On Aug. 28, students playing soccer in the fourth-floor gymnasium inadvertently hit a sprinkler with the ball during the course of a game. It prompted the 20 other sprinkler fixtures on the ceiling to spray water for 20 minutes. The gym floor was covered with an inch of water that began to seep down to the third floor, where it caused the most significant damage.
“Almost immediately after the leak occurred, the floor boards began to (curl) and then buckle,” said Tony Vecchione, assistant athletics director for facilities and operations. “The damage progressively got worse as things started to dry. We could never really know how bad it was or when it would happen again. This is why we decided to replace the floor.”

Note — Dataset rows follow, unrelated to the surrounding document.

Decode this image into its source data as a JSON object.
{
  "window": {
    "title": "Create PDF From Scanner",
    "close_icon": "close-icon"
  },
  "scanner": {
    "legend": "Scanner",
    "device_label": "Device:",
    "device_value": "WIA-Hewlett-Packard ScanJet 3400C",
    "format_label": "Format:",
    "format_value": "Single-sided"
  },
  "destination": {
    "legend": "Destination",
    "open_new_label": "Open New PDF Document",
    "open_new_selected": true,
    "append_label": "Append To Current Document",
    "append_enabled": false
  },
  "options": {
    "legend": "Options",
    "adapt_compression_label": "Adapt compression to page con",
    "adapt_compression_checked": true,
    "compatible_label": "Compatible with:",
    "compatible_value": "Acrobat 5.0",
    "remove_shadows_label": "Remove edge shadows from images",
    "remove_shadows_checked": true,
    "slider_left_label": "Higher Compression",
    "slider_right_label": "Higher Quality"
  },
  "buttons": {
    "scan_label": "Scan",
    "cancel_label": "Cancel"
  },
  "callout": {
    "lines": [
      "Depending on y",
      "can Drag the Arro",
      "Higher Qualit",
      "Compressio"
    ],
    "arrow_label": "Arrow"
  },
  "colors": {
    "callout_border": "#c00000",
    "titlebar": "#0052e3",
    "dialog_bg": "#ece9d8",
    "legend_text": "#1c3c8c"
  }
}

Officials opted to work on the third floor first because conditions were worse there.
The preliminary work began on the floor during the last week of September and was completed Oct. 17. The gymnasium was used that day. A final coat of finish was applied the next day, forcing the third floor to close again. The finish must dry for at least a week before the floor can operate, and Vecchione said the floor should open midweek.
Fourth-floor re-paneling will begin Dec. 14 and will be completed by Jan. 12, when students return from winter break. Patches of the floor have already been temporarily replaced so the gym could be used while the third floor was being repaired. Both floors will be open and usable until the fourth floor shuts down for repairs in December.
Officials said in early September that preliminary cost assessment was about $240,000 and that all expenses were covered by insurance. Joseph Yohe, assistant director of risk management, was unavailable for comment this week.
No wellness center programming or exercise science classes were canceled because of the third-floor closure. Students can also use the Smith Center gymnasium for free play from 10 p.m. to 1 a.m. on weeknights. Hours were not extended at the Smith Center when the water damage originally caused the Health and Wellness facilities to shut down in September.
The third and fourth floors are made up of basketball courts, which are also used for other sports.
Vecchione said he has received few complaints, but some students said they are frustrated by the wait for an open court at the Health and Wellness Center.
“The wait is long because there’s really only one court that we can actually play on,” sophomore Omar Griffin said.
Wellness center staff said they have not seen dramatic changes in wait times in the second-floor cardiovascular areas and weight rooms.
“Not many people asked about the closing of the third floor. If they did, I told them to go to the Smith Center,” said graduate assistant Brooke Bartels, a personal trainer.
Although Vecchione initially said that measures would not be taken to cover the sprinklers, officials have since decided to take precautions so that an incident like August’s does not happen again.
“We are not convinced that the cages (around the sprinklers) are good enough to prevent them from being hit. We’re considering putting up netting,” Vecchione said.
He added that students playing soccer pose the greatest threat to triggering the sprinklers again.